26 Feb 2008

‘Criminology and the Debate on Public Social
Science’

 

Wednesday 12th March 2008, 4pm – 6pm, Lecture Theatre
B3 (Cottrell Building, University of Stirling)

 

This seminar will provide an overview of the contemporary intellectual debates
surrounding public social science and their bearing on criminology. It will explore
notions of autonomy and constraint in relation to criminological research and policy
making as well as provide a conceptual basis for understanding criminology’s
relationship to the ‘public sphere’. In so doing, the seminar hopes to generate debate
on criminological knowledge, its influence on policy and its civic role as a ‘public
good’.

Keynote Speakers

Richard Sparks: Richard Sparks is Professor of Criminology at the University of
Edinburgh School of Law, and is co-director designate of the Scottish Centre for
Crime and Justice Research. Most of Richard’s academic and professional
experience has been in social science fields and he views criminology as a field that
intersects law, social theory and research, and public policy. He is an Associate of
the Scottish Consortium on Criminal Justice and a Committee Member of the Howard
League Scotland. His key research interests are: prisons and imprisonment;
punishment and social and political change and public responses to crime and
punishment.
Tim Hope: Tim Hope is Professor of Criminology at Keele University. He is a
member of the Groupe européen de recherche sur les normativités (GERN), and an
academic adviser to the International Centre for the Prevention of Crime (ICPC), the
European Forum for Urban Safety (EFUS) and the Neighbourhood Policing
Programme (Home Office/ACPO). His current research interests lie in understanding
both the macro-sociological dynamics of crime, via the analysis of crime trends, and
the micro-level dynamics of crime victimisation and offending, via the modelling of
survey data. He is also concerned with the relationship between criminological
research, policy-making and evaluation.

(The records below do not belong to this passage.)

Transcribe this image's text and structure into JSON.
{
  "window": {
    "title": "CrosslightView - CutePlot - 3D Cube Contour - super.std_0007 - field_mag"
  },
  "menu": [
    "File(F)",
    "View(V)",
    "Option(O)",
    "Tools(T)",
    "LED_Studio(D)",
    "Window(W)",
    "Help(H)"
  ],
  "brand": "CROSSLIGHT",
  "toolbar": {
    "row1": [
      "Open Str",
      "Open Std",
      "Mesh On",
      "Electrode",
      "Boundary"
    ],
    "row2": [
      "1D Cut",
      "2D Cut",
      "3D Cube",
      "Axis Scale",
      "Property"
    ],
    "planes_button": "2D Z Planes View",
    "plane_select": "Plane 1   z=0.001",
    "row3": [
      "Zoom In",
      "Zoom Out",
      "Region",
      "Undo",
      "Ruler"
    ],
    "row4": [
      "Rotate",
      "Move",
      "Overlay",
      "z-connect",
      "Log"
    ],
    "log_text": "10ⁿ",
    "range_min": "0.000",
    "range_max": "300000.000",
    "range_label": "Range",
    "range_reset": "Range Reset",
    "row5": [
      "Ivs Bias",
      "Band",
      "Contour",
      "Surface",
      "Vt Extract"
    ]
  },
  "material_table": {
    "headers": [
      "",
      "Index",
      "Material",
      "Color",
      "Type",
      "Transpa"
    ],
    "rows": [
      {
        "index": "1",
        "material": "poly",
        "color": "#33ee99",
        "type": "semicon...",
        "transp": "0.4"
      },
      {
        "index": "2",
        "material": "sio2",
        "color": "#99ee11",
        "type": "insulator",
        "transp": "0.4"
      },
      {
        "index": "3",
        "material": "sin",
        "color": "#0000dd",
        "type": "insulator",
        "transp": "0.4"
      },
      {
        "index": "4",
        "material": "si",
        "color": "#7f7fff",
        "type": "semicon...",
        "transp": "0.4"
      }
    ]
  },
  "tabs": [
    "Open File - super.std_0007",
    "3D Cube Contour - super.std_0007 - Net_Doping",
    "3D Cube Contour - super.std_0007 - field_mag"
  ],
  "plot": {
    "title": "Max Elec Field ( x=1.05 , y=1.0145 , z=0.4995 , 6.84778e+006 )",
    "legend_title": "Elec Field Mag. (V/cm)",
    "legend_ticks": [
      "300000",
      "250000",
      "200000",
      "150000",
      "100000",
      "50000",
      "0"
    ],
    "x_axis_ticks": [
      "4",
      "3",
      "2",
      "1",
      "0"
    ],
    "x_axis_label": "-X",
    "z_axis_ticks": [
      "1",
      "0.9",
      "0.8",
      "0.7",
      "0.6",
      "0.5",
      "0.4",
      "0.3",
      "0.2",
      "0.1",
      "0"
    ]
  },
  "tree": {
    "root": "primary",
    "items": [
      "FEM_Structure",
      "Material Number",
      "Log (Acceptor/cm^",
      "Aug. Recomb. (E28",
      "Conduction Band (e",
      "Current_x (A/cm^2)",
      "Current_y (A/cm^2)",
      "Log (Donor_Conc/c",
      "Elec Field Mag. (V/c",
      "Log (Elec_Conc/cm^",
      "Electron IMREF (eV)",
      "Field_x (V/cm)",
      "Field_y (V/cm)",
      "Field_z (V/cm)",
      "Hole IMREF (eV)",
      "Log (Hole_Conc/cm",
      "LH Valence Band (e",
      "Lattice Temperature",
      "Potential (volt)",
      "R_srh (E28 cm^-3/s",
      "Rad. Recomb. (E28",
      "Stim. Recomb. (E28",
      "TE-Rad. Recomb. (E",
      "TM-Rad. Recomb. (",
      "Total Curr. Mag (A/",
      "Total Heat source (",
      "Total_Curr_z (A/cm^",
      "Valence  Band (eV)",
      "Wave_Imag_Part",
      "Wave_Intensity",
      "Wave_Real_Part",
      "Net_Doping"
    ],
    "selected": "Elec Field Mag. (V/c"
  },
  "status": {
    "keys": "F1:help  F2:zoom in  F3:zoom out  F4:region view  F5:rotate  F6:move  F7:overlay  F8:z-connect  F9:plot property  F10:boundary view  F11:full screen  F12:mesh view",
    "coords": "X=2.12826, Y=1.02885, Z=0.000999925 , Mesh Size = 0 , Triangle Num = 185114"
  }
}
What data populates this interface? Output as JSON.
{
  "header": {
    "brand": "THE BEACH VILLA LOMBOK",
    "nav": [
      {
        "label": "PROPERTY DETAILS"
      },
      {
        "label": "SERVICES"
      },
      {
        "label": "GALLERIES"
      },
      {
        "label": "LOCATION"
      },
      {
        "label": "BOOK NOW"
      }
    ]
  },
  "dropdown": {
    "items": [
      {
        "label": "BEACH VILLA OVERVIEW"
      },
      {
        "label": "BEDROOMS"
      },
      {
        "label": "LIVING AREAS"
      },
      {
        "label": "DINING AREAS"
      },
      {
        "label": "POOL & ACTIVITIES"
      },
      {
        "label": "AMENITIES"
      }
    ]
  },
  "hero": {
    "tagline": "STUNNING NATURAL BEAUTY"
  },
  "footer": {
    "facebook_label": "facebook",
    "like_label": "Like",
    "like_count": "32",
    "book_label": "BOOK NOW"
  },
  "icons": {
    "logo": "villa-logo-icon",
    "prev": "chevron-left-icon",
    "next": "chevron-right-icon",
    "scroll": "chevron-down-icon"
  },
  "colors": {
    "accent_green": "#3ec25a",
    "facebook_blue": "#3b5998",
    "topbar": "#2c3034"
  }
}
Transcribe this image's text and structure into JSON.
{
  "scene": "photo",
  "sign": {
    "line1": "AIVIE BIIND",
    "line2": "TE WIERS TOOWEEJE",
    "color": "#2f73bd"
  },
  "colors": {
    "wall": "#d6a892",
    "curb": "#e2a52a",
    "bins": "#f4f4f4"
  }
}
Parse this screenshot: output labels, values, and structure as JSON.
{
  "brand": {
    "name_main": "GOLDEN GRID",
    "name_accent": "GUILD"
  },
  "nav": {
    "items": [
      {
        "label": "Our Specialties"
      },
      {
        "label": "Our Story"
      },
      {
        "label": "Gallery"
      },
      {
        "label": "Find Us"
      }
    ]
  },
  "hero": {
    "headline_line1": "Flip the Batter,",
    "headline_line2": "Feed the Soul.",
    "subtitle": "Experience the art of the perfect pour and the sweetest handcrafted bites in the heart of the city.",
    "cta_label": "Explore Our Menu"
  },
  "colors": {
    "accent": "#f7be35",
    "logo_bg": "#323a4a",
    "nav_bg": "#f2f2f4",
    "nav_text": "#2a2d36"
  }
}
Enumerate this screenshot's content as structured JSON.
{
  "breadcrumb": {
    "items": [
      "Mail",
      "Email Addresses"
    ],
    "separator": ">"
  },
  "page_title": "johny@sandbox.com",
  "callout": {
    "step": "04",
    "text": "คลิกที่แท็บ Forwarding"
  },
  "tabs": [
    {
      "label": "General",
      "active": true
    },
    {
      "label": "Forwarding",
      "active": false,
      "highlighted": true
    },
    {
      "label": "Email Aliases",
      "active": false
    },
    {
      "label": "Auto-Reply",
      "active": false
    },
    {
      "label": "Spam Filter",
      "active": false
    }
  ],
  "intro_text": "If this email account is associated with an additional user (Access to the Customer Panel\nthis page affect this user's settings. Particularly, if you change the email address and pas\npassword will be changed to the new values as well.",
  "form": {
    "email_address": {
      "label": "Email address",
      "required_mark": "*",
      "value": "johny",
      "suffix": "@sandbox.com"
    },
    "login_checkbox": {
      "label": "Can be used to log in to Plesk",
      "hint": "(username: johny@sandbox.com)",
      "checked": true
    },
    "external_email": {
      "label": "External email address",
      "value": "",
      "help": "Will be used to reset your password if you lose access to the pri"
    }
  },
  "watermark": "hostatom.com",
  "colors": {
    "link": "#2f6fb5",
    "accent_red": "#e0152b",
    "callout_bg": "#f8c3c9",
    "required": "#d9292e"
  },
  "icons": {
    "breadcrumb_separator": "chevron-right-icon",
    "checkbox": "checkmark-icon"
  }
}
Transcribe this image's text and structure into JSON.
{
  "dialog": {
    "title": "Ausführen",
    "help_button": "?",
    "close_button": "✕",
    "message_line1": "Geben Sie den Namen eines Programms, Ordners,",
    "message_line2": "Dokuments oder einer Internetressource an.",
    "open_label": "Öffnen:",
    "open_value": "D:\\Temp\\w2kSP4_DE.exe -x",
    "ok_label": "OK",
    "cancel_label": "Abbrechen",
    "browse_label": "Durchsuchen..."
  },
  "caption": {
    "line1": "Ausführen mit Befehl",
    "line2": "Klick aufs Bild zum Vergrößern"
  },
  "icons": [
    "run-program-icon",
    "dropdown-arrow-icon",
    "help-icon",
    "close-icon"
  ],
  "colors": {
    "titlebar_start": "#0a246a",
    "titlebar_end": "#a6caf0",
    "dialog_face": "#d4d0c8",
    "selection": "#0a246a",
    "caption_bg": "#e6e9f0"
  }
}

Please address all enquiries to: –
Margaret Malloch
Scottish Centre for Crime and Justice Research
University of Stirling
Stirling FK9 4LA
Tel: 01786 467723
Fax: 01786 466319
Email: m.s.malloch@stir.ac.uk